To do: Give the number of lines in the data below that contain "Diagrama", with no other words.
* * * *
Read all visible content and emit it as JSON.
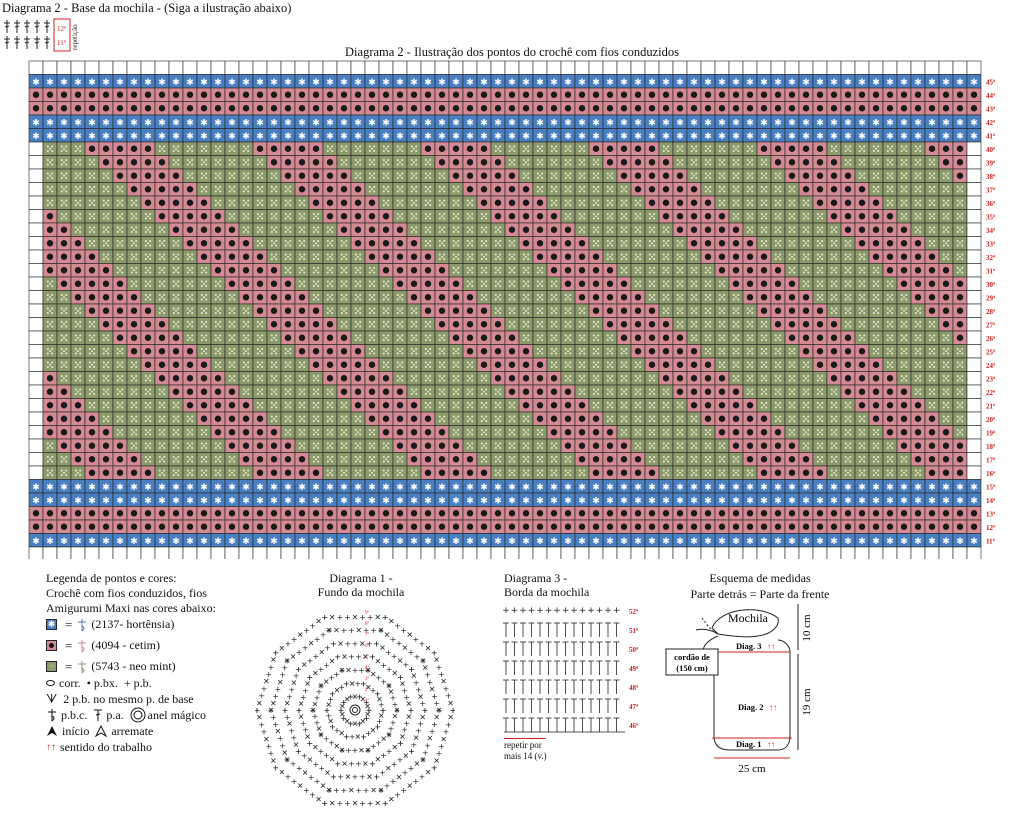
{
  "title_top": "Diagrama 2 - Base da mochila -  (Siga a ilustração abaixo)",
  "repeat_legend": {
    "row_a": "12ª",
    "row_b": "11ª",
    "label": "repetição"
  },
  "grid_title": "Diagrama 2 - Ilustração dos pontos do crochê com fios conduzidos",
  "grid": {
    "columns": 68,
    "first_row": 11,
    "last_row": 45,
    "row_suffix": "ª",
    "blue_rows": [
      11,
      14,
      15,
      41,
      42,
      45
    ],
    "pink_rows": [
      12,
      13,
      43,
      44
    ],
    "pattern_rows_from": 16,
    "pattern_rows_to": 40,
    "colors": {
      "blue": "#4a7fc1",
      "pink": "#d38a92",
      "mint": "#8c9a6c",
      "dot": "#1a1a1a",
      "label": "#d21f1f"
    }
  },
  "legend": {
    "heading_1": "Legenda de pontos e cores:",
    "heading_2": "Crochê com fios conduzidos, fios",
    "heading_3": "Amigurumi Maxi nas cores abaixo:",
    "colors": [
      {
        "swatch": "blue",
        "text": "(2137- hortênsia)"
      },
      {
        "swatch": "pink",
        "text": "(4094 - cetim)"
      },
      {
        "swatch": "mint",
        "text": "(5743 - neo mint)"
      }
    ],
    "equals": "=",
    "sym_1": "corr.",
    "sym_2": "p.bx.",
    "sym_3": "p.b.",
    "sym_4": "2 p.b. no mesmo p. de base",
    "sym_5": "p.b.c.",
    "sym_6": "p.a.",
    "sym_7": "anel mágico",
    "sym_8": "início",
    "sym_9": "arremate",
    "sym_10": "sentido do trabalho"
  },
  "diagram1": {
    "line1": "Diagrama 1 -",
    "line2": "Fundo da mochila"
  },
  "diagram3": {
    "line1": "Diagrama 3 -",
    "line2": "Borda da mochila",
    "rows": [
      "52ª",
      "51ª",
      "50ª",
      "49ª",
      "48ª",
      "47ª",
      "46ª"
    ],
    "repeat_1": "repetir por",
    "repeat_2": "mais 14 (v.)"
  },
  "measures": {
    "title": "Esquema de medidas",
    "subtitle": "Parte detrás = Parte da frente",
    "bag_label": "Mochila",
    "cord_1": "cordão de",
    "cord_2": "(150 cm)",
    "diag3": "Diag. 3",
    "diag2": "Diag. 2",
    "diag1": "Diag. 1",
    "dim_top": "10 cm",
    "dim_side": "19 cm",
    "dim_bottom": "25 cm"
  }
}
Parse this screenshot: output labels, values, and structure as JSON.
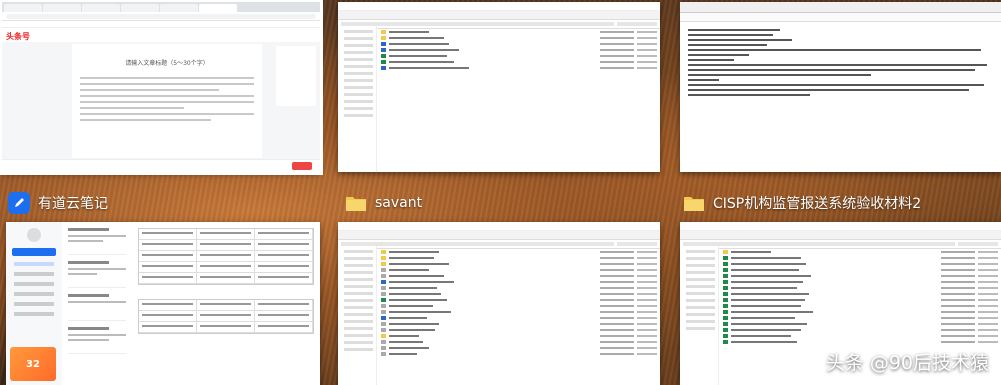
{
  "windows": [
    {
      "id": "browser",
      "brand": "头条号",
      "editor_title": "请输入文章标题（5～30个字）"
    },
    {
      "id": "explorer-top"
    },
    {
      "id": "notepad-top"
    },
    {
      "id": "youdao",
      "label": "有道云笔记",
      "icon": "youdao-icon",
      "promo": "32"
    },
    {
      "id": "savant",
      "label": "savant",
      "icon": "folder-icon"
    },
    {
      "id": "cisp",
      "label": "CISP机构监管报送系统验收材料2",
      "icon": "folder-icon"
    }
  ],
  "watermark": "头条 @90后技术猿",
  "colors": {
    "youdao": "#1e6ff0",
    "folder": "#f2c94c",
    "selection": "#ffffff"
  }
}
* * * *
Answer box: 4